Submitted to: Biochemistry of Cotton Workshop
Publication Type: Proceedings
Publication Acceptance Date: 9/24/1994
Publication Date: N/A
Citation: Interpretive Summary:
Technical Abstract: Phytoalexins are antibiotics that accumulate in plant cells in response to microbial attack. In this role they have a critical part in the resistance to most potential pathogens that attack the plant. Inoculation of cotton stele tissue with conidia of Verticillium dahliae induces the biosynthesis sesquiterpenoid phytoalexins such as: desoxyhemigossypol (dHG), desoxyhemigossypol-6-methyl ether (dMHG), hemigossypol (HG), hemigossypol-6-methyl ether (MHG) and gossypol (G). Methylation of the 3-hydroxyl group of phytoalexins from cotton stele tissue substantially reduces toxicity to pathogens. Adding the methyl group approximately doubles the amount of phytoalexin required for the same inhibitory effect on almost all fungi. This effect of methylation was true for both dHG and HG. The methylation reduces the water solubility of the phytoalexins. Thus, dHG but not dMHG is sufficiently toxic and soluble to completely inhibit most fungi without the aid of surfactant. The role of the phytoalexins in disease resistance has been studied extensively, but there has been only a limited amount of work describing the individual enzymes catalyzing the biosynthesis of the sesquiterpenoid phytoalexins. In this paper we describe the isolation and characterization of the dHG-O-methyltransferase.

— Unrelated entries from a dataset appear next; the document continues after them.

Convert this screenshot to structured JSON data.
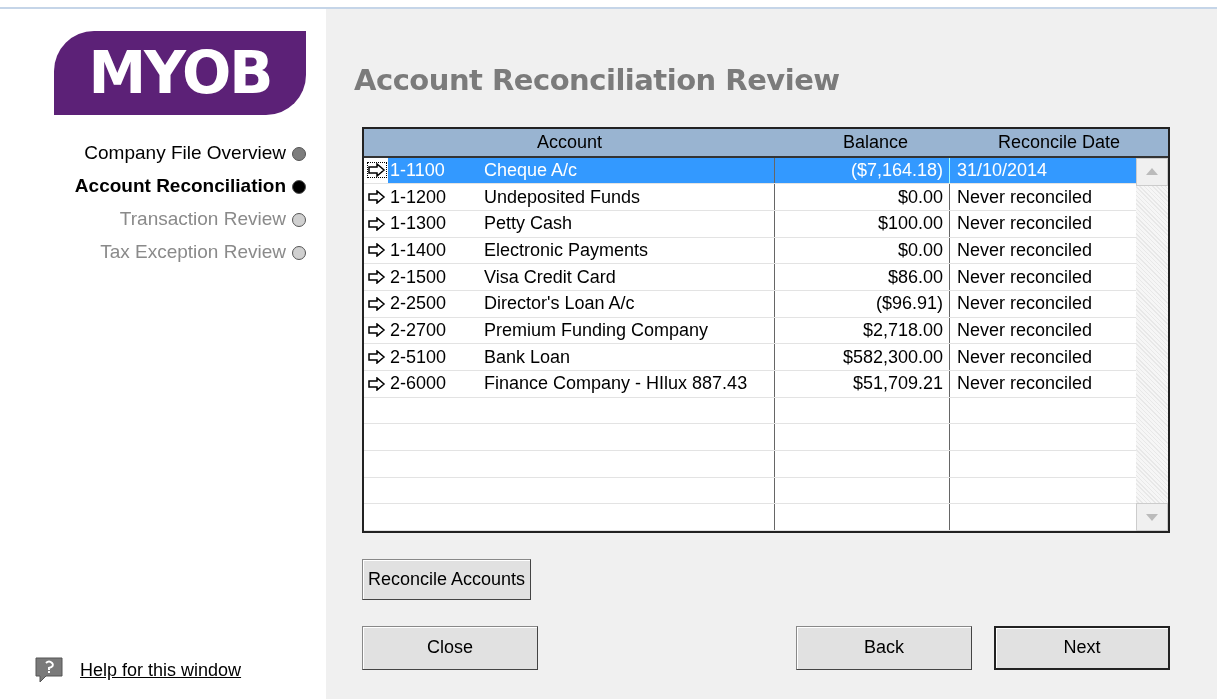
{
  "logo": {
    "text": "MYOB"
  },
  "steps": [
    {
      "label": "Company File Overview",
      "kind": "done"
    },
    {
      "label": "Account Reconciliation",
      "kind": "current"
    },
    {
      "label": "Transaction Review",
      "kind": "pending"
    },
    {
      "label": "Tax Exception Review",
      "kind": "pending"
    }
  ],
  "help_link": "Help for this window",
  "title": "Account Reconciliation Review",
  "table": {
    "columns": [
      "Account",
      "Balance",
      "Reconcile Date"
    ],
    "rows": [
      {
        "code": "1-1100",
        "name": "Cheque A/c",
        "balance": "($7,164.18)",
        "date": "31/10/2014",
        "selected": true
      },
      {
        "code": "1-1200",
        "name": "Undeposited Funds",
        "balance": "$0.00",
        "date": "Never reconciled",
        "selected": false
      },
      {
        "code": "1-1300",
        "name": "Petty Cash",
        "balance": "$100.00",
        "date": "Never reconciled",
        "selected": false
      },
      {
        "code": "1-1400",
        "name": "Electronic Payments",
        "balance": "$0.00",
        "date": "Never reconciled",
        "selected": false
      },
      {
        "code": "2-1500",
        "name": "Visa Credit Card",
        "balance": "$86.00",
        "date": "Never reconciled",
        "selected": false
      },
      {
        "code": "2-2500",
        "name": "Director's Loan A/c",
        "balance": "($96.91)",
        "date": "Never reconciled",
        "selected": false
      },
      {
        "code": "2-2700",
        "name": "Premium Funding Company",
        "balance": "$2,718.00",
        "date": "Never reconciled",
        "selected": false
      },
      {
        "code": "2-5100",
        "name": "Bank Loan",
        "balance": "$582,300.00",
        "date": "Never reconciled",
        "selected": false
      },
      {
        "code": "2-6000",
        "name": "Finance Company - HIlux 887.43",
        "balance": "$51,709.21",
        "date": "Never reconciled",
        "selected": false
      }
    ]
  },
  "reconcile_button": "Reconcile Accounts",
  "buttons": {
    "close": "Close",
    "back": "Back",
    "next": "Next"
  }
}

We propose that this enzyme catalyzes the transfer of a methyl group from S-adenosyl-L- methionine (SAM) to a ring hydroxyl group on dHG to form dMHG.